_WHAT YOU SHOULD DO:_ Scan the material below and copy every line holding the word "Output".

_PROVIDED RECORDS:_

++++++++++

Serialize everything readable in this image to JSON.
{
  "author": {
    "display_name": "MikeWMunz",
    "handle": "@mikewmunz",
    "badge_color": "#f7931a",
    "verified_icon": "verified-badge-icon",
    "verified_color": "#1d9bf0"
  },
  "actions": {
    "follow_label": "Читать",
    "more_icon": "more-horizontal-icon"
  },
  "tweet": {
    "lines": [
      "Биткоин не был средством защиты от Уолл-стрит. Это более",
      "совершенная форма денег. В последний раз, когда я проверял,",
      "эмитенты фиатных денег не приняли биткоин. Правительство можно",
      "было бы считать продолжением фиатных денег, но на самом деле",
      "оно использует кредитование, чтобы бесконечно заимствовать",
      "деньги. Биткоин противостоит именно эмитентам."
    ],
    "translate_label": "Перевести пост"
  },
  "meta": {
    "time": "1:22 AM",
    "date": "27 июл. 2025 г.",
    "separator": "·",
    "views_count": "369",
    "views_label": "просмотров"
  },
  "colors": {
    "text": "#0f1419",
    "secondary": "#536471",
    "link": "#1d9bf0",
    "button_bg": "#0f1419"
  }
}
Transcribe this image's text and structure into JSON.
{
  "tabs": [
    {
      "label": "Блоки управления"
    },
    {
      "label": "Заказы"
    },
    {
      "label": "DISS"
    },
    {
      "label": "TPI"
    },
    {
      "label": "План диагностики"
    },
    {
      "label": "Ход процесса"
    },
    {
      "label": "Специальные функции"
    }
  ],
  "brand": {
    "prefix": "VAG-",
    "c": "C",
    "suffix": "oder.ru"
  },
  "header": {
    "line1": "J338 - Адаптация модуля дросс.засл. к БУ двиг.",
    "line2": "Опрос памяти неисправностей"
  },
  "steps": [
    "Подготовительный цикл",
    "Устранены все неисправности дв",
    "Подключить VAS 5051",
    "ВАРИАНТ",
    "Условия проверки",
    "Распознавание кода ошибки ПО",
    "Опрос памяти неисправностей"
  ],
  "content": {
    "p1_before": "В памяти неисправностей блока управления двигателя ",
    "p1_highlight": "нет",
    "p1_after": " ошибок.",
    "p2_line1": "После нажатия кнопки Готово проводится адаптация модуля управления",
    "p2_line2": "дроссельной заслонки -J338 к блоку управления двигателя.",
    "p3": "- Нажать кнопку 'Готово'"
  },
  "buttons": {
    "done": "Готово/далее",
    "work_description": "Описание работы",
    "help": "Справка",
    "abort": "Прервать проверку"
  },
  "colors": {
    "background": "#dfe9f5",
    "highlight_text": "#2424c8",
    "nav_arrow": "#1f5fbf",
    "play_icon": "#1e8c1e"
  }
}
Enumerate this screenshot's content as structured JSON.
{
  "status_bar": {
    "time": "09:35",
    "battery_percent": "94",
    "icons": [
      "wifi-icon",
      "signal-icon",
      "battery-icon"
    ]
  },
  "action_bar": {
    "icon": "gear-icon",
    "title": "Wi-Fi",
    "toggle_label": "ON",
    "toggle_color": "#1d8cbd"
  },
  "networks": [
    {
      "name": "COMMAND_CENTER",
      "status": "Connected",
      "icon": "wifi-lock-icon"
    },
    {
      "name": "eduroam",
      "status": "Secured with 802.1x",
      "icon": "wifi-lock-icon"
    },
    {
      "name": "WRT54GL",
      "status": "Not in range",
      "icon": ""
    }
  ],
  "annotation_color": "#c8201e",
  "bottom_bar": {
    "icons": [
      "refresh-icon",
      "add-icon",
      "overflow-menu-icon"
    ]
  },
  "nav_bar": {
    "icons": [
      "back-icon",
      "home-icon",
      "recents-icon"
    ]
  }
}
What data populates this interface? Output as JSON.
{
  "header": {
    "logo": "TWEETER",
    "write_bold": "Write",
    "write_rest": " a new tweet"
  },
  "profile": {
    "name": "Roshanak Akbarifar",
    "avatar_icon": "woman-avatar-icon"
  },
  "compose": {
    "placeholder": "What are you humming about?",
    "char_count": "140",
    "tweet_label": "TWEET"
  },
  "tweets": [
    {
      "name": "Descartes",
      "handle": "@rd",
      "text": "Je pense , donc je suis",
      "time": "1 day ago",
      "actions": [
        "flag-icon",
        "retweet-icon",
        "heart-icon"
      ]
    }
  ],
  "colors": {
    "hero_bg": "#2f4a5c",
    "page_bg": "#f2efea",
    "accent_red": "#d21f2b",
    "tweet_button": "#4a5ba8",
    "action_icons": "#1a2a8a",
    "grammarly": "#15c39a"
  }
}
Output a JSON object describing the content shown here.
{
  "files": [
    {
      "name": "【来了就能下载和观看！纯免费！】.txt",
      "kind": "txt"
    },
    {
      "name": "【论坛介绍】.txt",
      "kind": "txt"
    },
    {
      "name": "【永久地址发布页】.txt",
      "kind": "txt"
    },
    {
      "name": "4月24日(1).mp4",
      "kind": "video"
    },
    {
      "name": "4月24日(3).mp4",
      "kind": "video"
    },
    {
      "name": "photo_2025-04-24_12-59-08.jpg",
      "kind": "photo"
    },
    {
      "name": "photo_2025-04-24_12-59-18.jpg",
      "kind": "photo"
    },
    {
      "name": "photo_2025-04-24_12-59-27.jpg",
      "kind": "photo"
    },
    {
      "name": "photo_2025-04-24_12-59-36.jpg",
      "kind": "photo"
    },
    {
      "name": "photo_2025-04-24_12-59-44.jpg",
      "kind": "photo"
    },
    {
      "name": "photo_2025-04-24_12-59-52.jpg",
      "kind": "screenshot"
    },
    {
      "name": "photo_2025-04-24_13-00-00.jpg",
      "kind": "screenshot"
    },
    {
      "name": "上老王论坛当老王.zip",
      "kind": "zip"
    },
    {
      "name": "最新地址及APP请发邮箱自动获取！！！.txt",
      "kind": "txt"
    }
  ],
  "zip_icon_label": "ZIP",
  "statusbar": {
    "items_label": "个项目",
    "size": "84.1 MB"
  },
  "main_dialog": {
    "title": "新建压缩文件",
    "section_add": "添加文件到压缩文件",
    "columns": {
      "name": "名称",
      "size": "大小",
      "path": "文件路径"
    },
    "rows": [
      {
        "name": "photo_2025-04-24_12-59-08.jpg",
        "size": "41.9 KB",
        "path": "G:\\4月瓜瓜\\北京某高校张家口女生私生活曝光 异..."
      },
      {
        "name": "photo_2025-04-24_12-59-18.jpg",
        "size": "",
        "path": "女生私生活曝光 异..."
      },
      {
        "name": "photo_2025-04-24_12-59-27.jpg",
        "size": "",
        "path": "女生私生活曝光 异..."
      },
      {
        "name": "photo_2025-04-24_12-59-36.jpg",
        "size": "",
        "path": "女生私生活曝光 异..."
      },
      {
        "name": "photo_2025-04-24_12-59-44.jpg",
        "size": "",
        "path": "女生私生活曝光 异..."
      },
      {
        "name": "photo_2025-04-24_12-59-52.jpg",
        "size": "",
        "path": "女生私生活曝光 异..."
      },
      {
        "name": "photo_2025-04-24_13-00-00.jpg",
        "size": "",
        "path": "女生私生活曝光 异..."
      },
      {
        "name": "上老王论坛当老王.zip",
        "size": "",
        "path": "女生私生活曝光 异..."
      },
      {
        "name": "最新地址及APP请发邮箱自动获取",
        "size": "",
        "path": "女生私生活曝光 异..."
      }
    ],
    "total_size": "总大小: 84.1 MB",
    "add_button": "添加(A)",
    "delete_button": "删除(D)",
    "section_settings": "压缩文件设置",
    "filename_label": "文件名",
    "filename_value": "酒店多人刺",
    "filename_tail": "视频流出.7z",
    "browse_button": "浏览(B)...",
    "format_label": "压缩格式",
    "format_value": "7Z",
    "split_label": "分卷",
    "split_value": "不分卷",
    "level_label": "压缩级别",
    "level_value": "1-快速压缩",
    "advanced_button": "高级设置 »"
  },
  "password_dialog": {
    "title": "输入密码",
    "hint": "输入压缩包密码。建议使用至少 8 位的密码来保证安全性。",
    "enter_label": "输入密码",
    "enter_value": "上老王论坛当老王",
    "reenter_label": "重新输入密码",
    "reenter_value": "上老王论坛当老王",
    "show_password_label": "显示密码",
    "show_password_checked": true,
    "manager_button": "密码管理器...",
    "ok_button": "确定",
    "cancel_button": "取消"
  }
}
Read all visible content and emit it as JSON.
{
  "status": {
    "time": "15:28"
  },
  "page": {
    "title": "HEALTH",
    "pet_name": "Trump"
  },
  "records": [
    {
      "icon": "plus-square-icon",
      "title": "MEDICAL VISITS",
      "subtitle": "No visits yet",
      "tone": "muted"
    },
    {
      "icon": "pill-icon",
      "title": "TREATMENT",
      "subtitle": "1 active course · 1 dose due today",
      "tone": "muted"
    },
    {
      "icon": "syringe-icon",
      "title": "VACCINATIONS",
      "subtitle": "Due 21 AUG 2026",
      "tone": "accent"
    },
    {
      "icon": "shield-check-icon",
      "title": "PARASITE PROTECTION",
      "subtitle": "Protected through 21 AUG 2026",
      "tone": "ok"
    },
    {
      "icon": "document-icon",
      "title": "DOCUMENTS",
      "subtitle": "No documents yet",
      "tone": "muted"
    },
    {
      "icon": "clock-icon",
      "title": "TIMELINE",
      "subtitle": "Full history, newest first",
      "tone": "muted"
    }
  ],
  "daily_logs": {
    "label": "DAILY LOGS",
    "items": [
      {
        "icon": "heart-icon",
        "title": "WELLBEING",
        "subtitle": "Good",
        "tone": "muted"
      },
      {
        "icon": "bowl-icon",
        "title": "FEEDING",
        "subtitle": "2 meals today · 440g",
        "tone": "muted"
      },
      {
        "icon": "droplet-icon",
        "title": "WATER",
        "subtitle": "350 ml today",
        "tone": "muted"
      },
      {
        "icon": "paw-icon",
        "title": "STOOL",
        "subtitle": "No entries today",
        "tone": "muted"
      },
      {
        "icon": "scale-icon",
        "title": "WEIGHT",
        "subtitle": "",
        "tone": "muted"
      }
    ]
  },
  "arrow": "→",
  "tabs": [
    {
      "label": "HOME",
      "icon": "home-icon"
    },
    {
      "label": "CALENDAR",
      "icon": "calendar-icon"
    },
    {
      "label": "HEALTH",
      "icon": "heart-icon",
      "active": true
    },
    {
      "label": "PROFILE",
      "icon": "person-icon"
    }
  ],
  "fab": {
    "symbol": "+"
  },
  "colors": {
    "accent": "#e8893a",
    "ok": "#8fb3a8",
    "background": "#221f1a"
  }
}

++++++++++

_RESPONSE FOR THIS EXERCISE:_
What data populates this interface? Output as JSON.
Output a JSON object describing the content shown here.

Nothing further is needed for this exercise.